──────── Data to process ────────

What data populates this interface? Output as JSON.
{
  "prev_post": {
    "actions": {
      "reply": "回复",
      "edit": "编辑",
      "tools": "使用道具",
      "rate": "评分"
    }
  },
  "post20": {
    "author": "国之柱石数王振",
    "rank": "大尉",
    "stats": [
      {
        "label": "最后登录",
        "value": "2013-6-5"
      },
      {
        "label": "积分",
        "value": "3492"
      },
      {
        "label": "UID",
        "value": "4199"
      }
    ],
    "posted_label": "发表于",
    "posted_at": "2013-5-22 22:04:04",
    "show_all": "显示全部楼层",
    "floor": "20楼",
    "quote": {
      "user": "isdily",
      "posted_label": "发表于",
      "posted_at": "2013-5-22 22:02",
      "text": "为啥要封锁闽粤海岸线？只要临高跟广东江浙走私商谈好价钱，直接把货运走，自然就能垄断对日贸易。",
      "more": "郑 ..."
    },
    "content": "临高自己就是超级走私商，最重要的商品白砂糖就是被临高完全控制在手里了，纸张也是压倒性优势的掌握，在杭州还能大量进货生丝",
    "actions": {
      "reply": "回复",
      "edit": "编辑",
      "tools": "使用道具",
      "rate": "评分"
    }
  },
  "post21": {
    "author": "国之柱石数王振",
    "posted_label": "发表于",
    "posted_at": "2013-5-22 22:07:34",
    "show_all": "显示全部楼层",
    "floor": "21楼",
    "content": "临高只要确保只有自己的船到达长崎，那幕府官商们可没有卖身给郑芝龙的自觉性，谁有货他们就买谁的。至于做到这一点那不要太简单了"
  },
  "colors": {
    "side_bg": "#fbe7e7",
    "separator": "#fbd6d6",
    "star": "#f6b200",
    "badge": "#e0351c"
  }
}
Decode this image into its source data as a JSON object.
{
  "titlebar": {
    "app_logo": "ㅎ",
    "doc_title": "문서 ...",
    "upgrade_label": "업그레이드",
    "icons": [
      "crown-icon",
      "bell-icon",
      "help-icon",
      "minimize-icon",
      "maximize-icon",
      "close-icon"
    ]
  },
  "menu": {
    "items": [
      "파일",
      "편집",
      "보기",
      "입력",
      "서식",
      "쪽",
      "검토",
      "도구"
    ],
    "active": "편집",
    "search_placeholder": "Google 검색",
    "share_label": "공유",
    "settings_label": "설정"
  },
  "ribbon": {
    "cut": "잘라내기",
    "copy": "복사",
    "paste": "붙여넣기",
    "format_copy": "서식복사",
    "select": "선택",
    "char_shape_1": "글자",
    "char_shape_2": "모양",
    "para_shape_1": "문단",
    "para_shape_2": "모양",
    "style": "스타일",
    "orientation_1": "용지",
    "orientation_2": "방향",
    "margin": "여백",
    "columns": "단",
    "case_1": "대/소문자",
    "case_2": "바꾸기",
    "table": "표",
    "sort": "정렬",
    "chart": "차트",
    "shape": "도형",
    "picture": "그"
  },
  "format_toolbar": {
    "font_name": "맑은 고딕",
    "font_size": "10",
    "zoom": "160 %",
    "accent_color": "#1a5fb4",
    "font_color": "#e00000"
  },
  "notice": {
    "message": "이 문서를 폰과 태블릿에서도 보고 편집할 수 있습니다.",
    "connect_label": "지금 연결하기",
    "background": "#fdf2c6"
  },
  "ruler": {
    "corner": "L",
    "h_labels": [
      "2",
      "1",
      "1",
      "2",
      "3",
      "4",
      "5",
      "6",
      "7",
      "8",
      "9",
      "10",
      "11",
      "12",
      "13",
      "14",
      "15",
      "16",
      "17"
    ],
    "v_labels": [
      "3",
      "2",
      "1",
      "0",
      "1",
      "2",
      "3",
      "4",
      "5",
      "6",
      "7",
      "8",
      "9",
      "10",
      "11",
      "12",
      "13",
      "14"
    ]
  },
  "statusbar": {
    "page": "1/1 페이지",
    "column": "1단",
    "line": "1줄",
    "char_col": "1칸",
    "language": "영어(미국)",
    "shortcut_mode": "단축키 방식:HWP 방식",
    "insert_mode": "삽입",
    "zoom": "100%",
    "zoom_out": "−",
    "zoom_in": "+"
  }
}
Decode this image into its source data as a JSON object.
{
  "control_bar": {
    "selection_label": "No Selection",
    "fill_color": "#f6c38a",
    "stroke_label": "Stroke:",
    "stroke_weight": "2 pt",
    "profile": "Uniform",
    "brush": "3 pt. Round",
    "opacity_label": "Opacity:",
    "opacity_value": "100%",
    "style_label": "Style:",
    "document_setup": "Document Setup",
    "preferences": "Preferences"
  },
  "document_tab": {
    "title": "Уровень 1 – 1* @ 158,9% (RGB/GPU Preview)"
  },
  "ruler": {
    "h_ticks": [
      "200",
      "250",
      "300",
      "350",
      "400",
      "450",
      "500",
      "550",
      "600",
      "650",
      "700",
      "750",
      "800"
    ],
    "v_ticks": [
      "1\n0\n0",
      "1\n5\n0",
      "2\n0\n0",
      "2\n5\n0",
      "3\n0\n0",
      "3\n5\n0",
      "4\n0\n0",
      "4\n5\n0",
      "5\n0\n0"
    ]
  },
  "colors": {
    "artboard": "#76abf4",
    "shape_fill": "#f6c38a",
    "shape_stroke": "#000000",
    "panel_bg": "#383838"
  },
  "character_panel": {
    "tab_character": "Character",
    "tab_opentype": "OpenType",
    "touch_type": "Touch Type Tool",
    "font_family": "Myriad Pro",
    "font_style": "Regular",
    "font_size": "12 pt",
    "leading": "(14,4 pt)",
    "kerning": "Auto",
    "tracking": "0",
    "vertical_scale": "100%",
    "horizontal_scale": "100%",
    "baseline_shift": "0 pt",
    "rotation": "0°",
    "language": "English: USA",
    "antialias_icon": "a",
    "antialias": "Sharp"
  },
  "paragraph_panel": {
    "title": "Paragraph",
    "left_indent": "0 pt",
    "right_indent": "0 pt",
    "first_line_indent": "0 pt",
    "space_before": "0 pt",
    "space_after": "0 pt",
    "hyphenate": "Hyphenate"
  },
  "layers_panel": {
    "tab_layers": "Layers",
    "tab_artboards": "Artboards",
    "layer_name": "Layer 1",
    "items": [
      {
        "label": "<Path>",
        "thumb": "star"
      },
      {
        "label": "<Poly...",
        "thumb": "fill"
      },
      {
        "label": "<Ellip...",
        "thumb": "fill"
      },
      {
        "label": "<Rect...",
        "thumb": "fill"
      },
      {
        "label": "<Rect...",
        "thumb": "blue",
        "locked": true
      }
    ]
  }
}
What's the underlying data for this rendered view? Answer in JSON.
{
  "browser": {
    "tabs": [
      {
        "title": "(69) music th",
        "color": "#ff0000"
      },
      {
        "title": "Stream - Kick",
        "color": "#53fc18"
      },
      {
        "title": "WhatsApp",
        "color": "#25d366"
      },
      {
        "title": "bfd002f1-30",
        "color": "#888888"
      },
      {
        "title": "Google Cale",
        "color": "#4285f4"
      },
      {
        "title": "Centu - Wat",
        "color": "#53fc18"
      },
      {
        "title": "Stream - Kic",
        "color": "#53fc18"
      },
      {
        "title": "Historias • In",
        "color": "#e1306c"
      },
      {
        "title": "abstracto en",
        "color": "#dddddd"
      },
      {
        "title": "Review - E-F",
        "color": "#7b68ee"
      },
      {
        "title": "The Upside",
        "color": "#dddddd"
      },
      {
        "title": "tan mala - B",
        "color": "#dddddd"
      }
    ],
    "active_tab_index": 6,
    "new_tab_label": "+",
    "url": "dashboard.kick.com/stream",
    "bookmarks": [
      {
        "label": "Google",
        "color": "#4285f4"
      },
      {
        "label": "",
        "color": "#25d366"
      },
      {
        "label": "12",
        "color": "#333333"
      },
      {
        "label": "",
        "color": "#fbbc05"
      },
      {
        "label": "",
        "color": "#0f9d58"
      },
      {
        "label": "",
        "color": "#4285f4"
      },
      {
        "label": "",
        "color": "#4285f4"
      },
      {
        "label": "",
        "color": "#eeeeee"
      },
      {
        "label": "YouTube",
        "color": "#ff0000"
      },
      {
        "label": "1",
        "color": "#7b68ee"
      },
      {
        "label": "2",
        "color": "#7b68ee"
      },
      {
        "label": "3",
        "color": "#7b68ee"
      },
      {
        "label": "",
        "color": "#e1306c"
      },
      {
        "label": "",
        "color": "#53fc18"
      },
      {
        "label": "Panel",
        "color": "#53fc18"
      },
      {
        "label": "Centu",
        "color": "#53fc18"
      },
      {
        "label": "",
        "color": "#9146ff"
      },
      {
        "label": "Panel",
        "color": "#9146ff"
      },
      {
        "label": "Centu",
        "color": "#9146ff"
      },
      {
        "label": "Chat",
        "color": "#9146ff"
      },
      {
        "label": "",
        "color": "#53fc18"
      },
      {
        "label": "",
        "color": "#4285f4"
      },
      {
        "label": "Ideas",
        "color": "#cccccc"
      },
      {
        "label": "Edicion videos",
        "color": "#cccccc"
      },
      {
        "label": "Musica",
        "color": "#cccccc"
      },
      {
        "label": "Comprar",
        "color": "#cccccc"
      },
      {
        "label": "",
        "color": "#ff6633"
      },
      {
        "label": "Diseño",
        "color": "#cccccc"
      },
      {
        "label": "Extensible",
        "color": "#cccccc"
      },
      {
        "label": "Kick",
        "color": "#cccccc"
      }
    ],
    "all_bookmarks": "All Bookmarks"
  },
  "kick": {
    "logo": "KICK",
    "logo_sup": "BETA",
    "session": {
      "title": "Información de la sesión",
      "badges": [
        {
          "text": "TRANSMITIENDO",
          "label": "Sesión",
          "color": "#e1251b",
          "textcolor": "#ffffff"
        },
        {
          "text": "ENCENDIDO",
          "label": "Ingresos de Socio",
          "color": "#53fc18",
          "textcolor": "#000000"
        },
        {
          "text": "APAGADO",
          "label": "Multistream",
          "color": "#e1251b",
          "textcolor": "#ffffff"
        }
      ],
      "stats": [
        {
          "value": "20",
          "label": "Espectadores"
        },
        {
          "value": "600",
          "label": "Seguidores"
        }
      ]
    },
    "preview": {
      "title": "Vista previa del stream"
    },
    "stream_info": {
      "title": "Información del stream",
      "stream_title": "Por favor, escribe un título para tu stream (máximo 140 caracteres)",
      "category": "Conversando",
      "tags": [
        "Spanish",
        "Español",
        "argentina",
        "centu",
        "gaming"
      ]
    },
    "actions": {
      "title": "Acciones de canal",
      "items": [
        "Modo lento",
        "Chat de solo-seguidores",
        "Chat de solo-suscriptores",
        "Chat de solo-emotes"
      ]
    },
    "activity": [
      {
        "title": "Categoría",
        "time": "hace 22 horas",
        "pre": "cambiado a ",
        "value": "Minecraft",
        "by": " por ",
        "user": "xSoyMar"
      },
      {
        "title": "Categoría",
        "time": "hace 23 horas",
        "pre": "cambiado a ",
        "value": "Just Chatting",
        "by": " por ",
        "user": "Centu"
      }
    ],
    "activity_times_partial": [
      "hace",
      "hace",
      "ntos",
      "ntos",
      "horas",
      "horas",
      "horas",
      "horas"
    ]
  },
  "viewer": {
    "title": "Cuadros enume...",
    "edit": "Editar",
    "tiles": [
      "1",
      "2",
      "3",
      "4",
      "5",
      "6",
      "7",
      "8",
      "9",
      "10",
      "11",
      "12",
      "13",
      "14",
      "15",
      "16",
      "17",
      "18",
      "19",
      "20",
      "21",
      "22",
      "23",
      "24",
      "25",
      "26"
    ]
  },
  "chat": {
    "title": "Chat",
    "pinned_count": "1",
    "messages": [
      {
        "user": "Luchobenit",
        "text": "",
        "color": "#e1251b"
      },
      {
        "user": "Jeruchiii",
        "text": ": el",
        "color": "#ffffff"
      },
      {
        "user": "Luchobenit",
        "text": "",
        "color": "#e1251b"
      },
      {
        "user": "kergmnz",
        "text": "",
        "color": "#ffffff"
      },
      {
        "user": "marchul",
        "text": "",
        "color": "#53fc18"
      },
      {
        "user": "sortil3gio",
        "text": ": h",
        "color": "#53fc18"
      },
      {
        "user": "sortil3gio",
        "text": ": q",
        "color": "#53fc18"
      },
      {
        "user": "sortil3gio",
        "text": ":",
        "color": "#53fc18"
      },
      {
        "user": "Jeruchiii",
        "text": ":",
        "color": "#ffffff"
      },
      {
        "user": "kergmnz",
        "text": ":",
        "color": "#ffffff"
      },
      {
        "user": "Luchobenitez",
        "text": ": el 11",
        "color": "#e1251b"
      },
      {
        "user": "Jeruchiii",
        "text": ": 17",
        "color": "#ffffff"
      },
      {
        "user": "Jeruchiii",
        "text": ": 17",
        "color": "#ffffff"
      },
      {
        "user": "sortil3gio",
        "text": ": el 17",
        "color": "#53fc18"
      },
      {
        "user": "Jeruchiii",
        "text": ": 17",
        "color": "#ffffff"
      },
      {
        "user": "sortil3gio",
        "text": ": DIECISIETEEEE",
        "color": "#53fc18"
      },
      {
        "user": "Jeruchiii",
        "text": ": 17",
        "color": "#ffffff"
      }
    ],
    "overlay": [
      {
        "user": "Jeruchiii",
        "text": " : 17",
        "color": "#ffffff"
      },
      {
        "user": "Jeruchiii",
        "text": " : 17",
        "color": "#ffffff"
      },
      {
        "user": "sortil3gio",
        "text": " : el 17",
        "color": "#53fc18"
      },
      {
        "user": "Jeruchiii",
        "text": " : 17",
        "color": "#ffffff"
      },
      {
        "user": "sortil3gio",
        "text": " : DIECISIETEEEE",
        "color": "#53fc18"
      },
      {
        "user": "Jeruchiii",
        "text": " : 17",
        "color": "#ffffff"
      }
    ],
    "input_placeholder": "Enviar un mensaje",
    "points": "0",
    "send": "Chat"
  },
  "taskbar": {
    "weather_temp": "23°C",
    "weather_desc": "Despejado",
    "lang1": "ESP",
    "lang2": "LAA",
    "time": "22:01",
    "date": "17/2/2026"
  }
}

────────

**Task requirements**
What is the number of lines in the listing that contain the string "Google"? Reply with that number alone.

**Result**
3